**Data to examine**
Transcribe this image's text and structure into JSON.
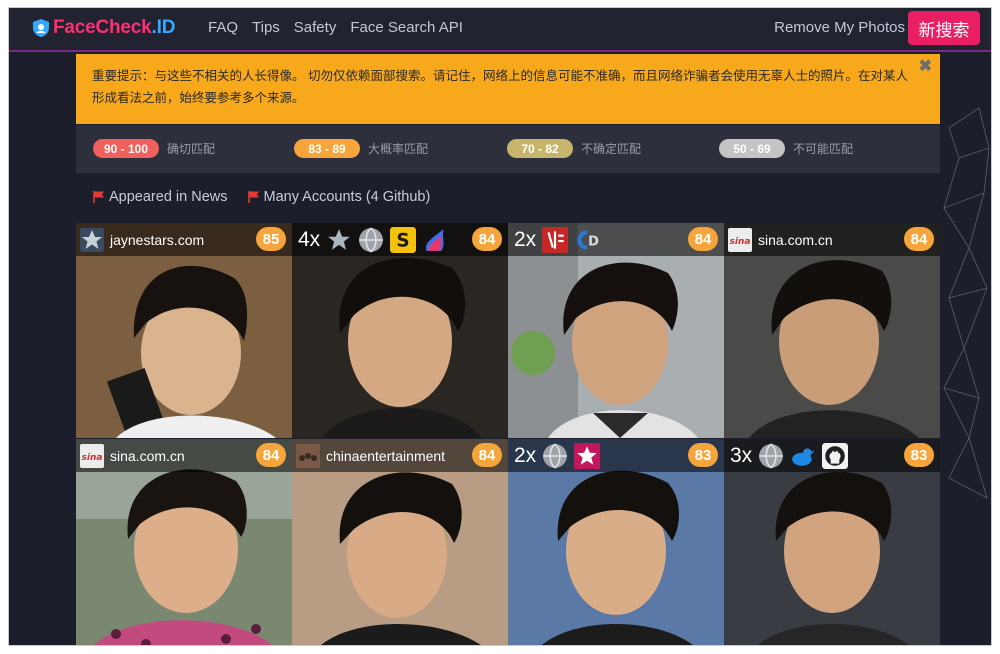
{
  "nav": {
    "logo_a": "FaceCheck",
    "logo_b": ".ID",
    "links": [
      "FAQ",
      "Tips",
      "Safety",
      "Face Search API"
    ],
    "remove": "Remove My Photos",
    "new_search": "新搜索"
  },
  "warning": {
    "text": "重要提示：与这些不相关的人长得像。 切勿仅依赖面部搜索。请记住，网络上的信息可能不准确，而且网络诈骗者会使用无辜人士的照片。在对某人形成看法之前，始终要参考多个来源。",
    "close": "✖"
  },
  "legend": [
    {
      "range": "90 - 100",
      "label": "确切匹配",
      "color": "#f0605c"
    },
    {
      "range": "83 - 89",
      "label": "大概率匹配",
      "color": "#f6a53c"
    },
    {
      "range": "70 - 82",
      "label": "不确定匹配",
      "color": "#c7b56c"
    },
    {
      "range": "50 - 69",
      "label": "不可能匹配",
      "color": "#c4c4c4"
    }
  ],
  "filters": [
    "Appeared in News",
    "Many Accounts (4 Github)"
  ],
  "results": [
    {
      "domain": "jaynestars.com",
      "count": "",
      "score": "85",
      "icons": [
        "star-icon"
      ]
    },
    {
      "domain": "",
      "count": "4x",
      "score": "84",
      "icons": [
        "star-icon",
        "globe-icon",
        "s-icon",
        "flame-icon"
      ]
    },
    {
      "domain": "",
      "count": "2x",
      "score": "84",
      "icons": [
        "red-logo-icon",
        "cd-icon"
      ]
    },
    {
      "domain": "sina.com.cn",
      "count": "",
      "score": "84",
      "icons": [
        "sina-icon"
      ]
    },
    {
      "domain": "sina.com.cn",
      "count": "",
      "score": "84",
      "icons": [
        "sina-icon"
      ]
    },
    {
      "domain": "chinaentertainment",
      "count": "",
      "score": "84",
      "icons": [
        "crowd-icon"
      ]
    },
    {
      "domain": "",
      "count": "2x",
      "score": "83",
      "icons": [
        "globe-icon",
        "pink-star-icon"
      ]
    },
    {
      "domain": "",
      "count": "3x",
      "score": "83",
      "icons": [
        "globe-icon",
        "bird-icon",
        "github-icon"
      ]
    }
  ],
  "colors": {
    "accent": "#e91e63",
    "warning": "#f7a81b",
    "background": "#1d1e2b",
    "score": "#f6a53c"
  }
}
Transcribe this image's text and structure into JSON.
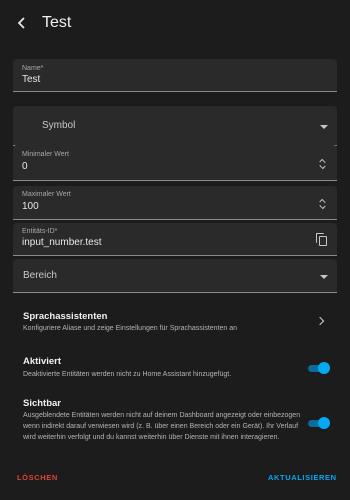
{
  "header": {
    "back_icon": "back-arrow-icon",
    "title": "Test"
  },
  "form": {
    "name": {
      "label": "Name*",
      "value": "Test"
    },
    "symbol": {
      "placeholder": "Symbol"
    },
    "min": {
      "label": "Minimaler Wert",
      "value": "0"
    },
    "max": {
      "label": "Maximaler Wert",
      "value": "100"
    },
    "entity_id": {
      "label": "Entitäts-ID*",
      "value": "input_number.test"
    },
    "area": {
      "placeholder": "Bereich"
    }
  },
  "settings": {
    "voice": {
      "title": "Sprachassistenten",
      "description": "Konfiguriere Aliase und zeige Einstellungen für Sprachassistenten an"
    },
    "enabled": {
      "title": "Aktiviert",
      "description": "Deaktivierte Entitäten werden nicht zu Home Assistant hinzugefügt.",
      "on": true
    },
    "visible": {
      "title": "Sichtbar",
      "description": "Ausgeblendete Entitäten werden nicht auf deinem Dashboard angezeigt oder einbezogen wenn indirekt darauf verwiesen wird (z. B. über einen Bereich oder ein Gerät). Ihr Verlauf wird weiterhin verfolgt und du kannst weiterhin über Dienste mit ihnen interagieren.",
      "on": true
    }
  },
  "footer": {
    "delete_label": "LÖSCHEN",
    "update_label": "AKTUALISIEREN"
  },
  "colors": {
    "accent": "#03a9f4",
    "danger": "#db4437",
    "background": "#1c1c1c",
    "field": "#2a2a2a"
  }
}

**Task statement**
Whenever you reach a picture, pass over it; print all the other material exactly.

**Result of this exercise**
Transcribe this image's text and structure into JSON.
{
  "nav": {
    "logo_a": "FaceCheck",
    "logo_b": ".ID",
    "links": [
      "FAQ",
      "Tips",
      "Safety",
      "Face Search API"
    ],
    "remove": "Remove My Photos",
    "new_search": "新搜索"
  },
  "warning": {
    "text": "重要提示：与这些不相关的人长得像。 切勿仅依赖面部搜索。请记住，网络上的信息可能不准确，而且网络诈骗者会使用无辜人士的照片。在对某人形成看法之前，始终要参考多个来源。",
    "close": "✖"
  },
  "legend": [
    {
      "range": "90 - 100",
      "label": "确切匹配",
      "color": "#f0605c"
    },
    {
      "range": "83 - 89",
      "label": "大概率匹配",
      "color": "#f6a53c"
    },
    {
      "range": "70 - 82",
      "label": "不确定匹配",
      "color": "#c7b56c"
    },
    {
      "range": "50 - 69",
      "label": "不可能匹配",
      "color": "#c4c4c4"
    }
  ],
  "filters": [
    "Appeared in News",
    "Many Accounts (4 Github)"
  ],
  "results": [
    {
      "domain": "jaynestars.com",
      "count": "",
      "score": "85",
      "icons": [
        "star-icon"
      ]
    },
    {
      "domain": "",
      "count": "4x",
      "score": "84",
      "icons": [
        "star-icon",
        "globe-icon",
        "s-icon",
        "flame-icon"
      ]
    },
    {
      "domain": "",
      "count": "2x",
      "score": "84",
      "icons": [
        "red-logo-icon",
        "cd-icon"
      ]
    },
    {
      "domain": "sina.com.cn",
      "count": "",
      "score": "84",
      "icons": [
        "sina-icon"
      ]
    },
    {
      "domain": "sina.com.cn",
      "count": "",
      "score": "84",
      "icons": [
        "sina-icon"
      ]
    },
    {
      "domain": "chinaentertainment",
      "count": "",
      "score": "84",
      "icons": [
        "crowd-icon"
      ]
    },
    {
      "domain": "",
      "count": "2x",
      "score": "83",
      "icons": [
        "globe-icon",
        "pink-star-icon"
      ]
    },
    {
      "domain": "",
      "count": "3x",
      "score": "83",
      "icons": [
        "globe-icon",
        "bird-icon",
        "github-icon"
      ]
    }
  ],
  "colors": {
    "accent": "#e91e63",
    "warning": "#f7a81b",
    "background": "#1d1e2b",
    "score": "#f6a53c"
  }
}
Transcribe this image's text and structure into JSON.
{
  "header": {
    "back_icon": "back-arrow-icon",
    "title": "Test"
  },
  "form": {
    "name": {
      "label": "Name*",
      "value": "Test"
    },
    "symbol": {
      "placeholder": "Symbol"
    },
    "min": {
      "label": "Minimaler Wert",
      "value": "0"
    },
    "max": {
      "label": "Maximaler Wert",
      "value": "100"
    },
    "entity_id": {
      "label": "Entitäts-ID*",
      "value": "input_number.test"
    },
    "area": {
      "placeholder": "Bereich"
    }
  },
  "settings": {
    "voice": {
      "title": "Sprachassistenten",
      "description": "Konfiguriere Aliase und zeige Einstellungen für Sprachassistenten an"
    },
    "enabled": {
      "title": "Aktiviert",
      "description": "Deaktivierte Entitäten werden nicht zu Home Assistant hinzugefügt.",
      "on": true
    },
    "visible": {
      "title": "Sichtbar",
      "description": "Ausgeblendete Entitäten werden nicht auf deinem Dashboard angezeigt oder einbezogen wenn indirekt darauf verwiesen wird (z. B. über einen Bereich oder ein Gerät). Ihr Verlauf wird weiterhin verfolgt und du kannst weiterhin über Dienste mit ihnen interagieren.",
      "on": true
    }
  },
  "footer": {
    "delete_label": "LÖSCHEN",
    "update_label": "AKTUALISIEREN"
  },
  "colors": {
    "accent": "#03a9f4",
    "danger": "#db4437",
    "background": "#1c1c1c",
    "field": "#2a2a2a"
  }
}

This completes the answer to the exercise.